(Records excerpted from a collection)

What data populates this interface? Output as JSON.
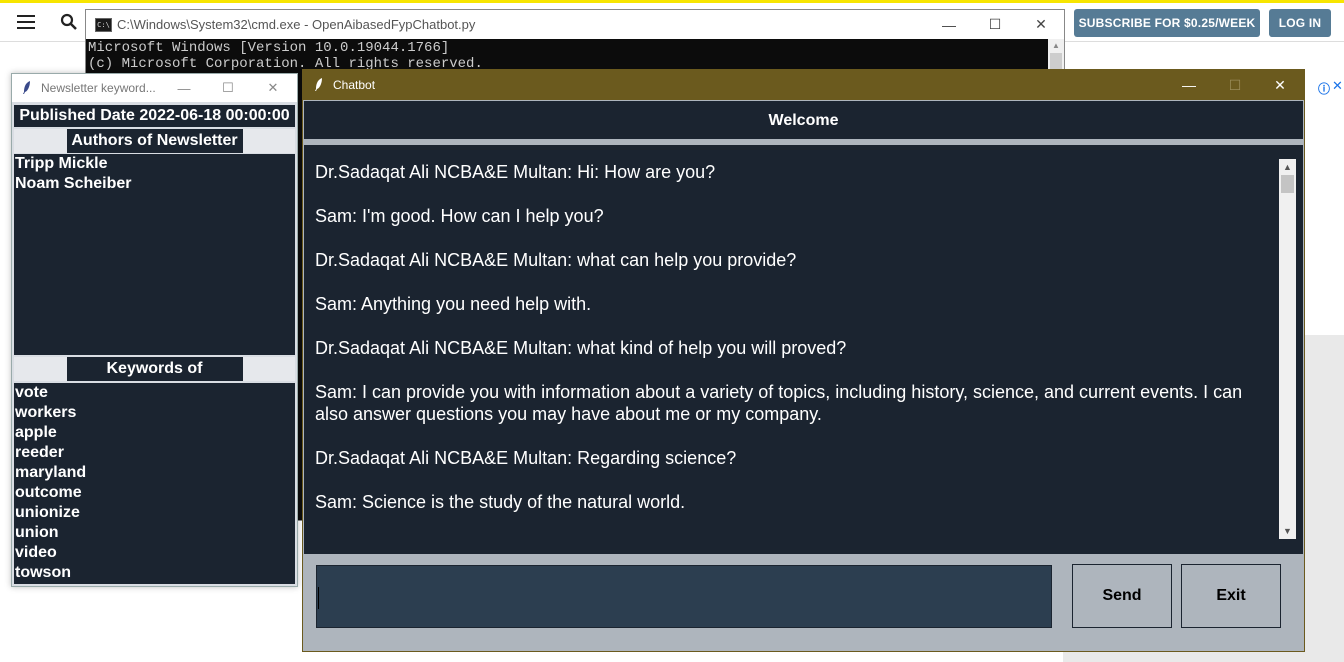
{
  "browser": {
    "subscribe_label": "SUBSCRIBE FOR $0.25/WEEK",
    "login_label": "LOG IN",
    "ad_info": "ⓘ",
    "ad_close": "✕"
  },
  "cmd": {
    "title": "C:\\Windows\\System32\\cmd.exe - OpenAibasedFypChatbot.py",
    "lines": [
      "Microsoft Windows [Version 10.0.19044.1766]",
      "(c) Microsoft Corporation. All rights reserved."
    ]
  },
  "newsletter": {
    "title": "Newsletter keyword...",
    "published": "Published Date 2022-06-18 00:00:00",
    "authors_heading": "Authors of Newsletter",
    "authors": [
      "Tripp Mickle",
      "Noam Scheiber"
    ],
    "keywords_heading": "Keywords of Newsletter",
    "keywords": [
      "vote",
      "workers",
      "apple",
      "reeder",
      "maryland",
      "outcome",
      "unionize",
      "union",
      "video",
      "towson"
    ]
  },
  "chatbot": {
    "title": "Chatbot",
    "header": "Welcome",
    "messages": [
      "Dr.Sadaqat Ali NCBA&E Multan: Hi: How are you?",
      "Sam: I'm good. How can I help you?",
      "Dr.Sadaqat Ali NCBA&E Multan: what can help you provide?",
      "Sam: Anything you need help with.",
      "Dr.Sadaqat Ali NCBA&E Multan: what kind of help you will proved?",
      "Sam: I can provide you with information about a variety of topics, including history, science, and current events. I can",
      "also answer questions you may have about me or my company.",
      "Dr.Sadaqat Ali NCBA&E Multan: Regarding science?",
      "Sam: Science is the study of the natural world."
    ],
    "input_value": "",
    "send_label": "Send",
    "exit_label": "Exit"
  },
  "icons": {
    "minimize": "—",
    "maximize": "☐",
    "close": "✕",
    "scroll_up": "▲",
    "scroll_down": "▼"
  }
}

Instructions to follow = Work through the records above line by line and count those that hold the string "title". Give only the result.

Task result = 3